#### Stored data ####
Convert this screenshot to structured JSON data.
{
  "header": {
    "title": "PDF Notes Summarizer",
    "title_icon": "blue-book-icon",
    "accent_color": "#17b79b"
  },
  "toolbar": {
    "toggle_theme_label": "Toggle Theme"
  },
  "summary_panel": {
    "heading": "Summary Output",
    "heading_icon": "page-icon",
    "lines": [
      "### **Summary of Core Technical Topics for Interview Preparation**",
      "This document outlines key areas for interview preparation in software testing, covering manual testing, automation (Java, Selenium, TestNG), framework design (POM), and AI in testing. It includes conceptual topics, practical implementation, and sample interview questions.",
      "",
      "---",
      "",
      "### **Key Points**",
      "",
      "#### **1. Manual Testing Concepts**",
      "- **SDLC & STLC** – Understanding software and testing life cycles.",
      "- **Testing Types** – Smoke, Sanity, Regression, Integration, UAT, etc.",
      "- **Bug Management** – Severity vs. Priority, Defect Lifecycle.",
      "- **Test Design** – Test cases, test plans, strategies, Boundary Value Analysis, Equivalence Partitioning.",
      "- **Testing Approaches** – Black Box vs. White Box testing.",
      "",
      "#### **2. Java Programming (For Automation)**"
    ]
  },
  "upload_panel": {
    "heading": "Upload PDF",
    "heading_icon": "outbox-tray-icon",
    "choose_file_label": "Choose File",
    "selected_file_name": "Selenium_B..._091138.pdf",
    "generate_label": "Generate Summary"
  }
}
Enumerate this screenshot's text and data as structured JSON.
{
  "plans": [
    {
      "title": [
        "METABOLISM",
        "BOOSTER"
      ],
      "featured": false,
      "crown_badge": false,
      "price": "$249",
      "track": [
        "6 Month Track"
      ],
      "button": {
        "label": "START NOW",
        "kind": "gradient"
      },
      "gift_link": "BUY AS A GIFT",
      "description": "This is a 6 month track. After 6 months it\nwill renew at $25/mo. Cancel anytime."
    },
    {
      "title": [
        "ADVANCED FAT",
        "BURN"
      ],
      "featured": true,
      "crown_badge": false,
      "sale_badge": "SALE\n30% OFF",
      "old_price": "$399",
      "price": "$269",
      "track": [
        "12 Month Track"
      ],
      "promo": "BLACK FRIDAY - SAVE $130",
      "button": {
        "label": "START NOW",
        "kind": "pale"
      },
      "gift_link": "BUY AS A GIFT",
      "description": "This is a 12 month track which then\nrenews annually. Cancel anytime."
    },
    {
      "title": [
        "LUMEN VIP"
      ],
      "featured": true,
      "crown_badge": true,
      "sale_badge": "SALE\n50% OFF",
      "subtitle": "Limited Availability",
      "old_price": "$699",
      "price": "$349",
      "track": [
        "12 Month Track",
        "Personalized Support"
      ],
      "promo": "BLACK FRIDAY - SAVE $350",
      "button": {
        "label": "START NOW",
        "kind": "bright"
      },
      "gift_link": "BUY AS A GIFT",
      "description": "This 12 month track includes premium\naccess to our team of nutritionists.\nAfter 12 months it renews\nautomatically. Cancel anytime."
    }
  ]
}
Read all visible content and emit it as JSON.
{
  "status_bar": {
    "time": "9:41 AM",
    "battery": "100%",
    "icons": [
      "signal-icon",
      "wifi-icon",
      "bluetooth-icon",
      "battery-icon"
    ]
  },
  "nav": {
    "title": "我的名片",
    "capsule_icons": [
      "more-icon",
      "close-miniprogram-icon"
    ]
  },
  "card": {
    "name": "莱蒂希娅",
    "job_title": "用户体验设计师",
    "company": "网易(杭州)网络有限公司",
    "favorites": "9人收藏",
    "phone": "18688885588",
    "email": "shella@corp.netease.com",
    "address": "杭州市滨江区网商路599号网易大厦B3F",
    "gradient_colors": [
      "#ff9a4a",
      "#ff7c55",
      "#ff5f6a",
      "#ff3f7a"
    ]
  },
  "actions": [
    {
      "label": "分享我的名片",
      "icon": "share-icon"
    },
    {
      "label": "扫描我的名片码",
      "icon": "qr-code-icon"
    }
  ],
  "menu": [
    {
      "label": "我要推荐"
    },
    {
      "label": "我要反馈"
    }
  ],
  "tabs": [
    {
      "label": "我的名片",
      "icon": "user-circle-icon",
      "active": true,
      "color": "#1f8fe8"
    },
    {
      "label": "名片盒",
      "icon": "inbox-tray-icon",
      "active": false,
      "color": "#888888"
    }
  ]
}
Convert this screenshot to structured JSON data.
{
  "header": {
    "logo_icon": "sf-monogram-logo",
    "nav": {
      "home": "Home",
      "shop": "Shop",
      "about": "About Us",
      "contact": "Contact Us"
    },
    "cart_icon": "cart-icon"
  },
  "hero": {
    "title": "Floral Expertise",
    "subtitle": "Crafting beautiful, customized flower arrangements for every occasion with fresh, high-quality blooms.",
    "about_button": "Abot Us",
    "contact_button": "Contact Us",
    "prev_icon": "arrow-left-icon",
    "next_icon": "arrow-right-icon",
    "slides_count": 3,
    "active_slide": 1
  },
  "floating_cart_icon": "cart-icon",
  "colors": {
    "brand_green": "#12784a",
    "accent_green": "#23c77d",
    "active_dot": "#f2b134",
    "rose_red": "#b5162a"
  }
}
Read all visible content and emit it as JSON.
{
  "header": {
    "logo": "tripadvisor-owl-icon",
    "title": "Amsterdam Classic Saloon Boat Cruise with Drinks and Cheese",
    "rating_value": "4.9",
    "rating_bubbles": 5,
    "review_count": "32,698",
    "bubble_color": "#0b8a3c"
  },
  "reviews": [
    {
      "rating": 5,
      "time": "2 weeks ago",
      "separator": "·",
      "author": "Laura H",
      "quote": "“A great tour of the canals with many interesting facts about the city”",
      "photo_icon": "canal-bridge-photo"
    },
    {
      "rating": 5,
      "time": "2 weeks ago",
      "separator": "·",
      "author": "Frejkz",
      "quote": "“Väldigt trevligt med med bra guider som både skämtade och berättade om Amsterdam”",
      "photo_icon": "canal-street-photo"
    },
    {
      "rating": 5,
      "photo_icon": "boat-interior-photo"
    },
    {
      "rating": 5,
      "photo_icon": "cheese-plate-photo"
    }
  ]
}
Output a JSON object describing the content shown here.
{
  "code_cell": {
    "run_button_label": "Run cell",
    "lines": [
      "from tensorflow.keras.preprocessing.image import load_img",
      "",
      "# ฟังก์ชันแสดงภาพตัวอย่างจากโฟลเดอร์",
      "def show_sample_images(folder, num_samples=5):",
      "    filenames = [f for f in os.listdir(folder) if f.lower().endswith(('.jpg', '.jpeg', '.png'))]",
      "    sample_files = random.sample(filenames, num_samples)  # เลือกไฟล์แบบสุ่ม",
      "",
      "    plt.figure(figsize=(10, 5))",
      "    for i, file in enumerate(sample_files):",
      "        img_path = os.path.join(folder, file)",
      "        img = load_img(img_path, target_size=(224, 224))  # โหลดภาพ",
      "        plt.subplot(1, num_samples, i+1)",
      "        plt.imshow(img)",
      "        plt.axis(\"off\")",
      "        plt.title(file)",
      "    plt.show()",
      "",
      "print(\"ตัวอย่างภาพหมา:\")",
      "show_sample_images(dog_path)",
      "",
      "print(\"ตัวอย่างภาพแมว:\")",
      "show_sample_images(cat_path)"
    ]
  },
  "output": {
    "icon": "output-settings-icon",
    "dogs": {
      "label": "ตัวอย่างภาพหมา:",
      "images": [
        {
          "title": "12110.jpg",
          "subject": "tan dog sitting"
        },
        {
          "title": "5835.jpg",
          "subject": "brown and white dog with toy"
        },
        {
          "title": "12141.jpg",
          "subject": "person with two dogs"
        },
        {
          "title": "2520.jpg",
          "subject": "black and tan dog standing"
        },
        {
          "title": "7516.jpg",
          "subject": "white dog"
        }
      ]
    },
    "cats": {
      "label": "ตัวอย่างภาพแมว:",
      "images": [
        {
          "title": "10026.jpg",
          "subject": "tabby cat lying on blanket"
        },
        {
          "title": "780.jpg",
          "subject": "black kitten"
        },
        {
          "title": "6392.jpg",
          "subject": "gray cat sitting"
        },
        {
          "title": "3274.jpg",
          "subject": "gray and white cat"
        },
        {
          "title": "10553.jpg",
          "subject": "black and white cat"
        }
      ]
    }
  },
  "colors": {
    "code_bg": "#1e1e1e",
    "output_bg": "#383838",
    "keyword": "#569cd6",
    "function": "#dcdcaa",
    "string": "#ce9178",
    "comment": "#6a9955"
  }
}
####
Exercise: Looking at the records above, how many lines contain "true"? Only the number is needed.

Result: 4